Let’s take a look at the official memorandum, and engage in some analysis….
Is making partner at a major law firm as desirable as it used to be? In an interesting article in the New York Times about the growing trend of lawyers leaving large firms to start their own boutiques, Margie Grossberg, a partner at the legal recruiting firm of Major, Lindsey & Africa, offered these observations: “In the past, associates found if they worked really hard and did the right things, they made partner. That’s not necessarily the case anymore. The odds are a lot slimmer, and it’s also not as coveted as it once was.”
At the same time, however, let’s face it: being a partner at a top law firm is still highly desirable. The pay, prestige, and perks are tremendous. In a recent survey of new partners by the American Lawyer, over 80 percent of respondents said their new jobs were either what they expected or better than they expected. As Aric Press of Am Law noted, “new partners are basking in the land of more: more money, more responsibility, and more information about their firms.”
If you are considering a virtual law practice, you know that many of today’s solo firms started that way. But why are established, multi-attorney law firms going virtual?
Many small firms are successfully moving part—or even all—of their practice to a virtual setting. This even includes multi-jurisdictional practice spanning several states and practice areas, although solo and small partnerships are still the largest adopters of virtual law.
Can you do the same? The new article Mobile in Practice, Virtual by Design from author Jared Correia, Esq., explores how mobile technology bring real-life benefits to a small law firm.

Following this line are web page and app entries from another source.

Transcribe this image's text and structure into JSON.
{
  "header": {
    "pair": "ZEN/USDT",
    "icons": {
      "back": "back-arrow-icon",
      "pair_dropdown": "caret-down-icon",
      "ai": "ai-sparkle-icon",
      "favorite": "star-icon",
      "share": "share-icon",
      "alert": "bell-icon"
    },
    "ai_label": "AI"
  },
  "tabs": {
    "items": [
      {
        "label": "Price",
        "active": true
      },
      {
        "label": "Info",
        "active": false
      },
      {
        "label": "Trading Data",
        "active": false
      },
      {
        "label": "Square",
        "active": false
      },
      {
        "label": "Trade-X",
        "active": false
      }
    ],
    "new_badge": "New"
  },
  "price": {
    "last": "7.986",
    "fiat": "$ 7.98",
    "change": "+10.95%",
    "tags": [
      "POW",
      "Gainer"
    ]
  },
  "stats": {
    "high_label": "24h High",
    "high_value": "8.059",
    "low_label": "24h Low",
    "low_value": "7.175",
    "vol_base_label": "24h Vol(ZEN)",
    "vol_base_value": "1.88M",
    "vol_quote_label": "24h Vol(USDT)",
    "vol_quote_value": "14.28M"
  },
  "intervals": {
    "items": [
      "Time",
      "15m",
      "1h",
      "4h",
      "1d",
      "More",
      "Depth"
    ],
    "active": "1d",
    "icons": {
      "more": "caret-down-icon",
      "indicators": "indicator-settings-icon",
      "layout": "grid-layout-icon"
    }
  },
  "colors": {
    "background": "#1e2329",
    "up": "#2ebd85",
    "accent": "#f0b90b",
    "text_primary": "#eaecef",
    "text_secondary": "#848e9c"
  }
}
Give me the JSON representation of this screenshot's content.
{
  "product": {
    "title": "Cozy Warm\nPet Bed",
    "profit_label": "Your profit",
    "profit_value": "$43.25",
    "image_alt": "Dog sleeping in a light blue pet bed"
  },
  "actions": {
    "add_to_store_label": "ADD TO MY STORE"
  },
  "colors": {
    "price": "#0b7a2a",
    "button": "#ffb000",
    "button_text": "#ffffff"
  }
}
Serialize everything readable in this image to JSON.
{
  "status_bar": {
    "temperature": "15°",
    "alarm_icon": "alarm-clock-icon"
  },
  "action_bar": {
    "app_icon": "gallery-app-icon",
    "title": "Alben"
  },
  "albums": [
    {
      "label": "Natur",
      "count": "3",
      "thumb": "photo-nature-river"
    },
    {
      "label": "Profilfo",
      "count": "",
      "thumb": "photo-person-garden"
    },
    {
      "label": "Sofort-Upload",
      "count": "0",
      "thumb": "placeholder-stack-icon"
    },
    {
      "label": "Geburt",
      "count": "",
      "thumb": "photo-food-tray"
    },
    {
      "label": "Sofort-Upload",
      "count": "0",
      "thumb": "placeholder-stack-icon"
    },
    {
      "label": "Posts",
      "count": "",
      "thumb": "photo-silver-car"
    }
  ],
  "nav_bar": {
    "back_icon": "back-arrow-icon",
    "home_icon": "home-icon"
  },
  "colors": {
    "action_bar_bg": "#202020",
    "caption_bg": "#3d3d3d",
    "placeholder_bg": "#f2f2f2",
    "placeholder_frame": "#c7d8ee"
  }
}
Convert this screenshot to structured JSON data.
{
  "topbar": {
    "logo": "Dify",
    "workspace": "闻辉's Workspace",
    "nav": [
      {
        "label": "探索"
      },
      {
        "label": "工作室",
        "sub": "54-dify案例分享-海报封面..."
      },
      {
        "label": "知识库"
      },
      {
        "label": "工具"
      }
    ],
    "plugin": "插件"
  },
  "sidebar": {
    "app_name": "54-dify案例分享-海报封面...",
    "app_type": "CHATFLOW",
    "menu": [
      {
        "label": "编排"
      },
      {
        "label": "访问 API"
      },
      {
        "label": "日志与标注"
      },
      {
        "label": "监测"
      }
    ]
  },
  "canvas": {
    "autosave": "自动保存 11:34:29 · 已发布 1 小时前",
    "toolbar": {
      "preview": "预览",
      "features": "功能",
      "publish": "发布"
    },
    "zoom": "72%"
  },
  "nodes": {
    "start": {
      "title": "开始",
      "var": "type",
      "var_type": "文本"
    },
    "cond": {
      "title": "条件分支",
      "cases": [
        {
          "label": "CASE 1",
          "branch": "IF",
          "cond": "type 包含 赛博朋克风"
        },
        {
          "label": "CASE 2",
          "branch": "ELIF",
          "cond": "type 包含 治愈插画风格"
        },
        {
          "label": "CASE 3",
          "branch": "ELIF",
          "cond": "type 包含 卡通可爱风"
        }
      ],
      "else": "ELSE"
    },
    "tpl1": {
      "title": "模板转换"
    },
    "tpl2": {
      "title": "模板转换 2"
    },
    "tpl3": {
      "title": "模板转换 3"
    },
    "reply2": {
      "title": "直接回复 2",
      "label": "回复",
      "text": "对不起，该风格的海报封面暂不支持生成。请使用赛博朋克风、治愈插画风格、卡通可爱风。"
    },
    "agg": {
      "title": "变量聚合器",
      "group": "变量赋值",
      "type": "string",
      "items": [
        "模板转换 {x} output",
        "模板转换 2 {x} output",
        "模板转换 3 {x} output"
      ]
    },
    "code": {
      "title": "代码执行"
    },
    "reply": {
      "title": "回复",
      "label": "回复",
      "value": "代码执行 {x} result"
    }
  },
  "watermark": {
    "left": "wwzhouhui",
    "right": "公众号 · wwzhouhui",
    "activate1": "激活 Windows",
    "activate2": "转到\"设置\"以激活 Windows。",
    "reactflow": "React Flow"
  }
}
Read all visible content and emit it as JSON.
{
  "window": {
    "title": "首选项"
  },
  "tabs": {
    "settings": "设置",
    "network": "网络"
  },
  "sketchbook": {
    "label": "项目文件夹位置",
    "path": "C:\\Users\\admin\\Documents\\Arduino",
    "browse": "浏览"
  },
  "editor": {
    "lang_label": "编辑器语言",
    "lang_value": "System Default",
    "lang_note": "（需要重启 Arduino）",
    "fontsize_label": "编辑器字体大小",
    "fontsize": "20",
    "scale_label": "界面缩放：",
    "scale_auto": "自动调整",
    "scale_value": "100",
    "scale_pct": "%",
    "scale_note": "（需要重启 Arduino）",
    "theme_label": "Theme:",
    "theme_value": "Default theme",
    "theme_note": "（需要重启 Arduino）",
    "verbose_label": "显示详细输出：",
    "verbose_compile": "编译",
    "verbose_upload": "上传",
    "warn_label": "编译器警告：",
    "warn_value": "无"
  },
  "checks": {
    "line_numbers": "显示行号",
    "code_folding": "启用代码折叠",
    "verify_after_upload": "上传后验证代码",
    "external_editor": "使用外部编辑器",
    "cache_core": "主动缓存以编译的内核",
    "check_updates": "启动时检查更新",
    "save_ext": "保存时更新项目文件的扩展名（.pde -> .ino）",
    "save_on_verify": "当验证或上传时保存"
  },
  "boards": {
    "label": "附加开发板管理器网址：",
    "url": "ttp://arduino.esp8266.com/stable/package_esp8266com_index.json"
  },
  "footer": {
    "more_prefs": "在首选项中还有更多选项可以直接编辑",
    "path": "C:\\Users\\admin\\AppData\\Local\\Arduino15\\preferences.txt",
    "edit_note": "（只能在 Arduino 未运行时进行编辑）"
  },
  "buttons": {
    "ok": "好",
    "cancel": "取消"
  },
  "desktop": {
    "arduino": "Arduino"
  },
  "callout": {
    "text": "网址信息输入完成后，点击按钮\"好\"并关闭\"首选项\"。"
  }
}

Read this new article—the next in Thomson Reuters’ Independent Thinking series for small firms—to explore how a mobile practice:
Reduces malpractice risk
Enables you to gather the best attorneys to fit the firm, regardless of each person’s geographic location
Leverages mobile devices and cloud technology to enable on-the-spot client and prospect communication
Transitioning in-house is something many (if not most) firm lawyers find themselves considering at some point. For many, it’s the first step in their career that isn’t simply a function of picking the best option available based on a ranking system.
Unknown territory feels high-risk, and can have the effect of steering many of us towards the well-greased channels into large, established companies.
For those who may be open to something more entrepreneurial, there is far less information available. No recruiter is calling every week with offers and details.
In sponsorship with Betterment, ATL and David Lat will moderate a panel about life in-house and we’ll hear from GCs at Birchbox, Gawker Media, Squarespace, Bonobos, and Betterment. Drinks, snacks, networking, and a great time guaranteed. Invite your colleagues, but RSVP fast, as space is limited.
Ed. note: The Asia Chronicles column is authored by Kinney Recruiting. Kinney has made more placements of U.S. associates, counsels and partners in Asia than any other recruiting firm in each of the past seven years. You can reach them by email: firstname.lastname@example.org.
It’s that time of year again when JDs are starting to apply for 2L summer jobs and 2L summers are deciding which practice area to focus on.
For those JDs with an interest in potentially lateraling to or transferring to Asia in the future, please feel free to reach out to Kinney for advice on firm choices, interviewing and practice choices, relating to future marketability in Asia, or for a general discussion on your particular Asia markets of interest. This is of course a free of cost service for those who some years in the future may be our future industry contacts or perhaps even clients.
For some years now Kinney’s Asia head, Evan Jowers, has been formally advising Harvard Law students with such questions, as the Asia expert in Harvard Law’s “Ask The Experts Market Program” each summer and fall, with podcasts and scheduled phone calls. This has been an enjoyable and productive experience for all involved.